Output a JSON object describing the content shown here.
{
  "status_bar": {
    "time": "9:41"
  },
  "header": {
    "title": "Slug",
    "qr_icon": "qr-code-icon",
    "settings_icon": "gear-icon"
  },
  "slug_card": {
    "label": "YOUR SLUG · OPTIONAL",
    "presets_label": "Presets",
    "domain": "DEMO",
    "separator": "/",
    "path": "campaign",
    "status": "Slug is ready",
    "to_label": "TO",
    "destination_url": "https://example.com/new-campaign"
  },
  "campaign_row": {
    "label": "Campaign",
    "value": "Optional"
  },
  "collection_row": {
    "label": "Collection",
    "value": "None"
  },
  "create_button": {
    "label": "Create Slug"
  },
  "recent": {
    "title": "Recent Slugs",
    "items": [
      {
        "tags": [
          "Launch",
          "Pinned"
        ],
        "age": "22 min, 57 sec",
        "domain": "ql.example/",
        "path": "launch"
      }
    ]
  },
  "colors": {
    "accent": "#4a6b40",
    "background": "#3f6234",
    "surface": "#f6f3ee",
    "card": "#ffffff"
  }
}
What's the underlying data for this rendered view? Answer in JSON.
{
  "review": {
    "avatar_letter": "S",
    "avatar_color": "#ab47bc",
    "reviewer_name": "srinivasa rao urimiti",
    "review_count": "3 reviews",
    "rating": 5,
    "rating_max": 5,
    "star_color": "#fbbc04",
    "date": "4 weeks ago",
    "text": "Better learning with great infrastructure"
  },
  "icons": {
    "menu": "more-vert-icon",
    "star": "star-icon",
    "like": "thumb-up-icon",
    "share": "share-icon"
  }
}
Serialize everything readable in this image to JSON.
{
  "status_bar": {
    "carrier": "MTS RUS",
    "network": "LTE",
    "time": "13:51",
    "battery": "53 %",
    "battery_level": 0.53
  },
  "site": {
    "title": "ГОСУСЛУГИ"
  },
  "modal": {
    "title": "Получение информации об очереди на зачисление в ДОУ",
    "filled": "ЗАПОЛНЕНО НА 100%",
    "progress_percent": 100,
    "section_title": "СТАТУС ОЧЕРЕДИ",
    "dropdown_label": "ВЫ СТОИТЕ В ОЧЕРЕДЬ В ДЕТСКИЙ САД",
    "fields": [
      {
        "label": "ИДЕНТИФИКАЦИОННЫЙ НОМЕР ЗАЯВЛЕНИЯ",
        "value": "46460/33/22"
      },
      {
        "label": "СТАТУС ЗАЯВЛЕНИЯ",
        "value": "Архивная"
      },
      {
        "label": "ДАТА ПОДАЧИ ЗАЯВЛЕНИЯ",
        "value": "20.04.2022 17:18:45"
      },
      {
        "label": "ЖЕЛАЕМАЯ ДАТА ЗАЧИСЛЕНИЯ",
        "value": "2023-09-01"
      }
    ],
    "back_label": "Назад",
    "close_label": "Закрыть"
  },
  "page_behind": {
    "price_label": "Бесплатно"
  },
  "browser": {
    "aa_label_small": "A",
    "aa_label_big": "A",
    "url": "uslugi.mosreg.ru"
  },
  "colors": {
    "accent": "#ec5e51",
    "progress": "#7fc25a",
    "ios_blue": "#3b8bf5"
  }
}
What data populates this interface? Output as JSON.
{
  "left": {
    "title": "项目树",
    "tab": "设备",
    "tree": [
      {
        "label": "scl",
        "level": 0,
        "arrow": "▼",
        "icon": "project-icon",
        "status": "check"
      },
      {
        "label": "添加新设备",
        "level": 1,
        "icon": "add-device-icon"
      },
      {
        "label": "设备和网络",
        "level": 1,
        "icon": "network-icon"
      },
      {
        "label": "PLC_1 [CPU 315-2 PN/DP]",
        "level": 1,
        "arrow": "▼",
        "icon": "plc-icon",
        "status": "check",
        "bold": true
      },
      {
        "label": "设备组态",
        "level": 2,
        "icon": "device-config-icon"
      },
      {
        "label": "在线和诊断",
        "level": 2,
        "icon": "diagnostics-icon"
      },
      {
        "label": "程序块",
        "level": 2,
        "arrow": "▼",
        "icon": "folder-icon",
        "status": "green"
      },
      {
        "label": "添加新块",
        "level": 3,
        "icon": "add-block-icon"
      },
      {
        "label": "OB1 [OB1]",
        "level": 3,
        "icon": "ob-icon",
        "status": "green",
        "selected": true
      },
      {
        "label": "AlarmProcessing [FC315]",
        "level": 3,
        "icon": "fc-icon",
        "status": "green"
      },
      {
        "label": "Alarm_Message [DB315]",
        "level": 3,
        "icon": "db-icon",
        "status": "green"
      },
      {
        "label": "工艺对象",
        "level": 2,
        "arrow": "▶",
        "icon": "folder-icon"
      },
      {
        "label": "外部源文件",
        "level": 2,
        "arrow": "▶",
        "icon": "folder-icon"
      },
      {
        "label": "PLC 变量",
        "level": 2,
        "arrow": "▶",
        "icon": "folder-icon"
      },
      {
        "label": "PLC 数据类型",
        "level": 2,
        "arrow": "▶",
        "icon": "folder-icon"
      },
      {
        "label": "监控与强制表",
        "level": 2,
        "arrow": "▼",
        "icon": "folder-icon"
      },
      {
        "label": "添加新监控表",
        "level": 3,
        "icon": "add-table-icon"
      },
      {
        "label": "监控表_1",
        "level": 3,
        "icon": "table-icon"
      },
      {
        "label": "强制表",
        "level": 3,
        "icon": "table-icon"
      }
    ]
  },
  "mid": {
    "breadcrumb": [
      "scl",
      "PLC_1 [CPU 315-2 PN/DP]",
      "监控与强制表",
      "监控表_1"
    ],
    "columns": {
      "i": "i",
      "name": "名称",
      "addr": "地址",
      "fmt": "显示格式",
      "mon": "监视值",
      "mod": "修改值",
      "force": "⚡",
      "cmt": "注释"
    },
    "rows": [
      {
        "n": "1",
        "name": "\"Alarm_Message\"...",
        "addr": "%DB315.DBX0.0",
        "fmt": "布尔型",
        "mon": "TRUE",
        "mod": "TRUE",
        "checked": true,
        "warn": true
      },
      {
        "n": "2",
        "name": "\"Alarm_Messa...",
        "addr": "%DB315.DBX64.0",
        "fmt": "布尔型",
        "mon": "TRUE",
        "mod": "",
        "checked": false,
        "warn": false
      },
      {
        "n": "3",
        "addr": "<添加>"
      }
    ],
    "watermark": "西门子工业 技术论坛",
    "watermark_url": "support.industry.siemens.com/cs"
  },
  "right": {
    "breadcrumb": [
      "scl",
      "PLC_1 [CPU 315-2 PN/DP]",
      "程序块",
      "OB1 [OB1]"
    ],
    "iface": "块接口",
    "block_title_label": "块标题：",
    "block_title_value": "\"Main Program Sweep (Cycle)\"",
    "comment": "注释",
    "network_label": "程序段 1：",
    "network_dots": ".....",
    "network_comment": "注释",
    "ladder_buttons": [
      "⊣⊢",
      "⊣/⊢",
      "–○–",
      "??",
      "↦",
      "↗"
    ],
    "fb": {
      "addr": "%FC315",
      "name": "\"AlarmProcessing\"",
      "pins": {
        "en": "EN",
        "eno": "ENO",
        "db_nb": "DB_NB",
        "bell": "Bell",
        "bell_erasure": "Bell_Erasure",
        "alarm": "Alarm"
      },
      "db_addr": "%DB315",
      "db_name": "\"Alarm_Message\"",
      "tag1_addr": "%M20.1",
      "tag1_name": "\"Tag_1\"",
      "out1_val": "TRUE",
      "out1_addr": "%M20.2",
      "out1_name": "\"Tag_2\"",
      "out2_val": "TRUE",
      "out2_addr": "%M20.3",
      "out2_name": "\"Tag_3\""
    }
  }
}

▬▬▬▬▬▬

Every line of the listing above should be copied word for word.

PROBLEM SOLUTION:
Output a JSON object describing the content shown here.
{
  "status_bar": {
    "time": "9:41"
  },
  "header": {
    "title": "Slug",
    "qr_icon": "qr-code-icon",
    "settings_icon": "gear-icon"
  },
  "slug_card": {
    "label": "YOUR SLUG · OPTIONAL",
    "presets_label": "Presets",
    "domain": "DEMO",
    "separator": "/",
    "path": "campaign",
    "status": "Slug is ready",
    "to_label": "TO",
    "destination_url": "https://example.com/new-campaign"
  },
  "campaign_row": {
    "label": "Campaign",
    "value": "Optional"
  },
  "collection_row": {
    "label": "Collection",
    "value": "None"
  },
  "create_button": {
    "label": "Create Slug"
  },
  "recent": {
    "title": "Recent Slugs",
    "items": [
      {
        "tags": [
          "Launch",
          "Pinned"
        ],
        "age": "22 min, 57 sec",
        "domain": "ql.example/",
        "path": "launch"
      }
    ]
  },
  "colors": {
    "accent": "#4a6b40",
    "background": "#3f6234",
    "surface": "#f6f3ee",
    "card": "#ffffff"
  }
}
What's the underlying data for this rendered view? Answer in JSON.
{
  "review": {
    "avatar_letter": "S",
    "avatar_color": "#ab47bc",
    "reviewer_name": "srinivasa rao urimiti",
    "review_count": "3 reviews",
    "rating": 5,
    "rating_max": 5,
    "star_color": "#fbbc04",
    "date": "4 weeks ago",
    "text": "Better learning with great infrastructure"
  },
  "icons": {
    "menu": "more-vert-icon",
    "star": "star-icon",
    "like": "thumb-up-icon",
    "share": "share-icon"
  }
}
Serialize everything readable in this image to JSON.
{
  "status_bar": {
    "carrier": "MTS RUS",
    "network": "LTE",
    "time": "13:51",
    "battery": "53 %",
    "battery_level": 0.53
  },
  "site": {
    "title": "ГОСУСЛУГИ"
  },
  "modal": {
    "title": "Получение информации об очереди на зачисление в ДОУ",
    "filled": "ЗАПОЛНЕНО НА 100%",
    "progress_percent": 100,
    "section_title": "СТАТУС ОЧЕРЕДИ",
    "dropdown_label": "ВЫ СТОИТЕ В ОЧЕРЕДЬ В ДЕТСКИЙ САД",
    "fields": [
      {
        "label": "ИДЕНТИФИКАЦИОННЫЙ НОМЕР ЗАЯВЛЕНИЯ",
        "value": "46460/33/22"
      },
      {
        "label": "СТАТУС ЗАЯВЛЕНИЯ",
        "value": "Архивная"
      },
      {
        "label": "ДАТА ПОДАЧИ ЗАЯВЛЕНИЯ",
        "value": "20.04.2022 17:18:45"
      },
      {
        "label": "ЖЕЛАЕМАЯ ДАТА ЗАЧИСЛЕНИЯ",
        "value": "2023-09-01"
      }
    ],
    "back_label": "Назад",
    "close_label": "Закрыть"
  },
  "page_behind": {
    "price_label": "Бесплатно"
  },
  "browser": {
    "aa_label_small": "A",
    "aa_label_big": "A",
    "url": "uslugi.mosreg.ru"
  },
  "colors": {
    "accent": "#ec5e51",
    "progress": "#7fc25a",
    "ios_blue": "#3b8bf5"
  }
}
What data populates this interface? Output as JSON.
{
  "left": {
    "title": "项目树",
    "tab": "设备",
    "tree": [
      {
        "label": "scl",
        "level": 0,
        "arrow": "▼",
        "icon": "project-icon",
        "status": "check"
      },
      {
        "label": "添加新设备",
        "level": 1,
        "icon": "add-device-icon"
      },
      {
        "label": "设备和网络",
        "level": 1,
        "icon": "network-icon"
      },
      {
        "label": "PLC_1 [CPU 315-2 PN/DP]",
        "level": 1,
        "arrow": "▼",
        "icon": "plc-icon",
        "status": "check",
        "bold": true
      },
      {
        "label": "设备组态",
        "level": 2,
        "icon": "device-config-icon"
      },
      {
        "label": "在线和诊断",
        "level": 2,
        "icon": "diagnostics-icon"
      },
      {
        "label": "程序块",
        "level": 2,
        "arrow": "▼",
        "icon": "folder-icon",
        "status": "green"
      },
      {
        "label": "添加新块",
        "level": 3,
        "icon": "add-block-icon"
      },
      {
        "label": "OB1 [OB1]",
        "level": 3,
        "icon": "ob-icon",
        "status": "green",
        "selected": true
      },
      {
        "label": "AlarmProcessing [FC315]",
        "level": 3,
        "icon": "fc-icon",
        "status": "green"
      },
      {
        "label": "Alarm_Message [DB315]",
        "level": 3,
        "icon": "db-icon",
        "status": "green"
      },
      {
        "label": "工艺对象",
        "level": 2,
        "arrow": "▶",
        "icon": "folder-icon"
      },
      {
        "label": "外部源文件",
        "level": 2,
        "arrow": "▶",
        "icon": "folder-icon"
      },
      {
        "label": "PLC 变量",
        "level": 2,
        "arrow": "▶",
        "icon": "folder-icon"
      },
      {
        "label": "PLC 数据类型",
        "level": 2,
        "arrow": "▶",
        "icon": "folder-icon"
      },
      {
        "label": "监控与强制表",
        "level": 2,
        "arrow": "▼",
        "icon": "folder-icon"
      },
      {
        "label": "添加新监控表",
        "level": 3,
        "icon": "add-table-icon"
      },
      {
        "label": "监控表_1",
        "level": 3,
        "icon": "table-icon"
      },
      {
        "label": "强制表",
        "level": 3,
        "icon": "table-icon"
      }
    ]
  },
  "mid": {
    "breadcrumb": [
      "scl",
      "PLC_1 [CPU 315-2 PN/DP]",
      "监控与强制表",
      "监控表_1"
    ],
    "columns": {
      "i": "i",
      "name": "名称",
      "addr": "地址",
      "fmt": "显示格式",
      "mon": "监视值",
      "mod": "修改值",
      "force": "⚡",
      "cmt": "注释"
    },
    "rows": [
      {
        "n": "1",
        "name": "\"Alarm_Message\"...",
        "addr": "%DB315.DBX0.0",
        "fmt": "布尔型",
        "mon": "TRUE",
        "mod": "TRUE",
        "checked": true,
        "warn": true
      },
      {
        "n": "2",
        "name": "\"Alarm_Messa...",
        "addr": "%DB315.DBX64.0",
        "fmt": "布尔型",
        "mon": "TRUE",
        "mod": "",
        "checked": false,
        "warn": false
      },
      {
        "n": "3",
        "addr": "<添加>"
      }
    ],
    "watermark": "西门子工业 技术论坛",
    "watermark_url": "support.industry.siemens.com/cs"
  },
  "right": {
    "breadcrumb": [
      "scl",
      "PLC_1 [CPU 315-2 PN/DP]",
      "程序块",
      "OB1 [OB1]"
    ],
    "iface": "块接口",
    "block_title_label": "块标题：",
    "block_title_value": "\"Main Program Sweep (Cycle)\"",
    "comment": "注释",
    "network_label": "程序段 1：",
    "network_dots": ".....",
    "network_comment": "注释",
    "ladder_buttons": [
      "⊣⊢",
      "⊣/⊢",
      "–○–",
      "??",
      "↦",
      "↗"
    ],
    "fb": {
      "addr": "%FC315",
      "name": "\"AlarmProcessing\"",
      "pins": {
        "en": "EN",
        "eno": "ENO",
        "db_nb": "DB_NB",
        "bell": "Bell",
        "bell_erasure": "Bell_Erasure",
        "alarm": "Alarm"
      },
      "db_addr": "%DB315",
      "db_name": "\"Alarm_Message\"",
      "tag1_addr": "%M20.1",
      "tag1_name": "\"Tag_1\"",
      "out1_val": "TRUE",
      "out1_addr": "%M20.2",
      "out1_name": "\"Tag_2\"",
      "out2_val": "TRUE",
      "out2_addr": "%M20.3",
      "out2_name": "\"Tag_3\""
    }
  }
}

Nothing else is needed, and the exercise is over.